Even when I don’t care much for the product of an artist’s work, I am fascinated by the process they use to create it. The stories are so often surprising: what appears simple was five years in the making, or perhaps a magnum opus arrived in one crowded week. What inspired them? How long did they spend working on it? What does their workspace look like?
Some creative types make lovely temples to their craft, places where you’d love to linger and bask in the pregnant glow. Others can crank out great work in filthy cramped quarters. On My Desk is a site, a blog actually, that has the tagline “Creative folk share the stuff on their desks.” In it, you get to see what practicing artists’ workspaces are like. It’s a lot of fun to compare the neat with the dirty, the cluttered with the spare. And yet they’re all doing more or less the same thing. How does it work?
One of the reasons I enjoy comics is that, for some reason, comic artists will happily talk at great and articulate length about their influences, creative process, technique, and tools. The Comics Journal does a wonderful job recording and presenting these interviews. It’s rarer for a musician to have the same gift, but it’s a pleasure to read what any artist has to say about how and where they work.

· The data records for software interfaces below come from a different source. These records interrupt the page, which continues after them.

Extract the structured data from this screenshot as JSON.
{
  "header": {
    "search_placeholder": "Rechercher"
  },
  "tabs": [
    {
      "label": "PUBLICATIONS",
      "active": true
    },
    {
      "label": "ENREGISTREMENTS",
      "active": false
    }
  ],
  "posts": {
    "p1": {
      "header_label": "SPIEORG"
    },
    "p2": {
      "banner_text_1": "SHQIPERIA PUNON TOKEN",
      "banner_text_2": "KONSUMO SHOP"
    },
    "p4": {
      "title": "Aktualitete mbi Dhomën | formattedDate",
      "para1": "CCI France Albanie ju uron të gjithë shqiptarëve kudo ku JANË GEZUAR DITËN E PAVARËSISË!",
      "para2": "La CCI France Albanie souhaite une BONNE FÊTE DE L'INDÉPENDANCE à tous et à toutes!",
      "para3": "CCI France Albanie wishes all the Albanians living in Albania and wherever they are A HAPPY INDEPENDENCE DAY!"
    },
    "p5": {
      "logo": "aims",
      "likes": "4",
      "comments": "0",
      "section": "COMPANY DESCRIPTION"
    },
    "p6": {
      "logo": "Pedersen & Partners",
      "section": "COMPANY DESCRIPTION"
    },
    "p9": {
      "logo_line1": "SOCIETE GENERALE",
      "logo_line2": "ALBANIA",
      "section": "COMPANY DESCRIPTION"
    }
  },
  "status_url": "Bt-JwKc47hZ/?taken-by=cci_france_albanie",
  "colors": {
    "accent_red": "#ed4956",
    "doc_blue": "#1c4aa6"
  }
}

Update: By happy coincidence, Greg just posted some pictures of his spacious basement recording studio.